The Critics’ Awards for Theatre in Scotland (CATS) are organised annually and awarded by the theatre critics of Scotland to celebrate the best Scottish theatre achievements in the theatre year May–April.
The first CATS were awarded for the year 2002–03 in five categories: best production, male performance, female performance, design and new play.
Since then they have been awarded annually in early June for the original five categories and for five additional categories: director, technical presentation, production for children and young people, ensemble and music and sound. Eligible shows should be substantially produced in Scotland, or developed, rehearsed and premiered in Scotland.
Who are the judges?
To be a CATS judge, a critic should:
- review theatre created in Scotland in print, on radio or TV, or online.
- write reviews throughout the year.
- see theatre across Scotland, not just in one town. (An exception may be made in the case of a critic with knowledge of an underrepresented area.)
- see professional theatre of all scales and types. (An exception may be made in the case of a critic with knowledge of an underrepresented genre.)
- see a high enough percentage of all professional theatre made in Scotland to make a meaningful contribution to the judging meeting.
- be professional about their role as a critic whether or not they are paid for their work.
- pay a small annual fee as a contribution towards CATS running costs.
How are the judges selected?
- Membership is by invitation from the CATS judges.
- The judges appoint a membership officer whose job is to ensure that new judges are proposed to the existing judging panel in line with the criteria above. The membership officer’s recommendations are discussed at a meeting that takes place soon after the annual CATS ceremony.
- It is expected that all newspapers, magazines and websites with regular, high quality, nationwide coverage of theatre made in Scotland should be represented on the CATS panel.
- There is no limit on the number of judges.
- Judges are invited on a non-discriminatory basis and in line with equal opportunities legislation.
How long do they remain a judge?
- There is no limit to the length of time a judge may remain a member.

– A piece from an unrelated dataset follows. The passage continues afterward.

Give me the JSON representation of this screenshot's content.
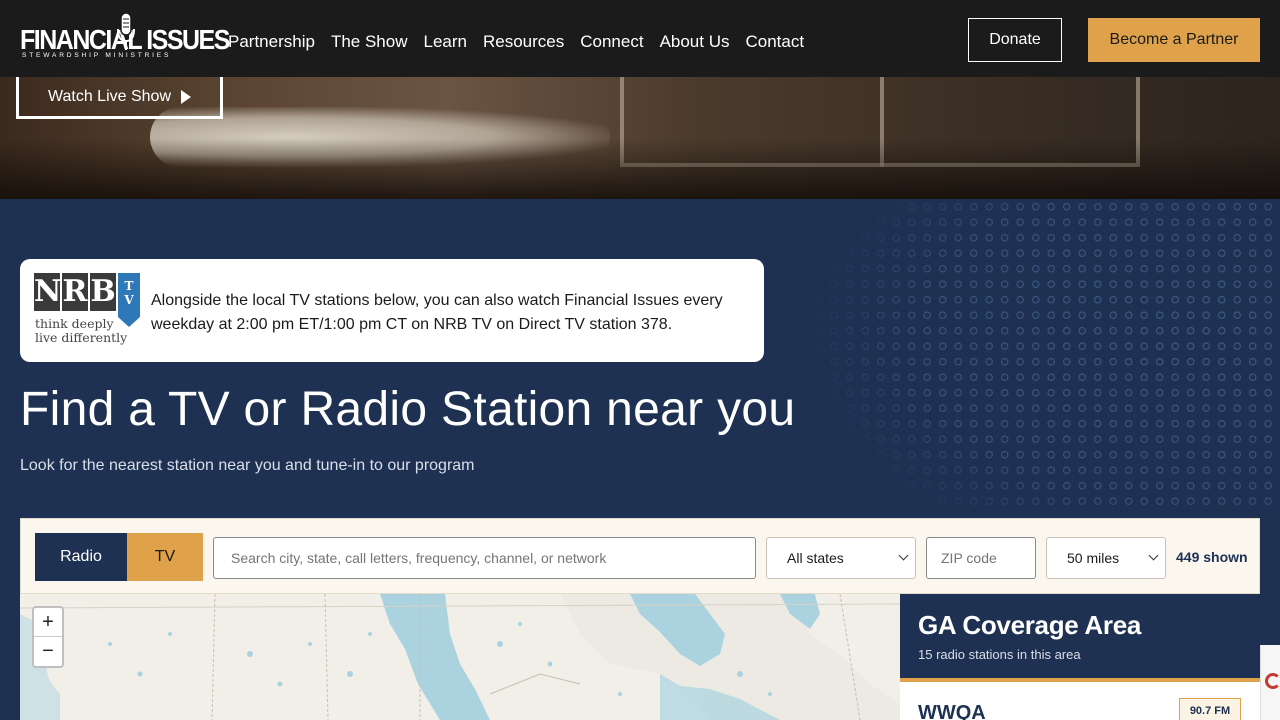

- If a judge’s circumstances change and they no longer meet the membership criteria above, they will be required to step down, either permanently or temporarily.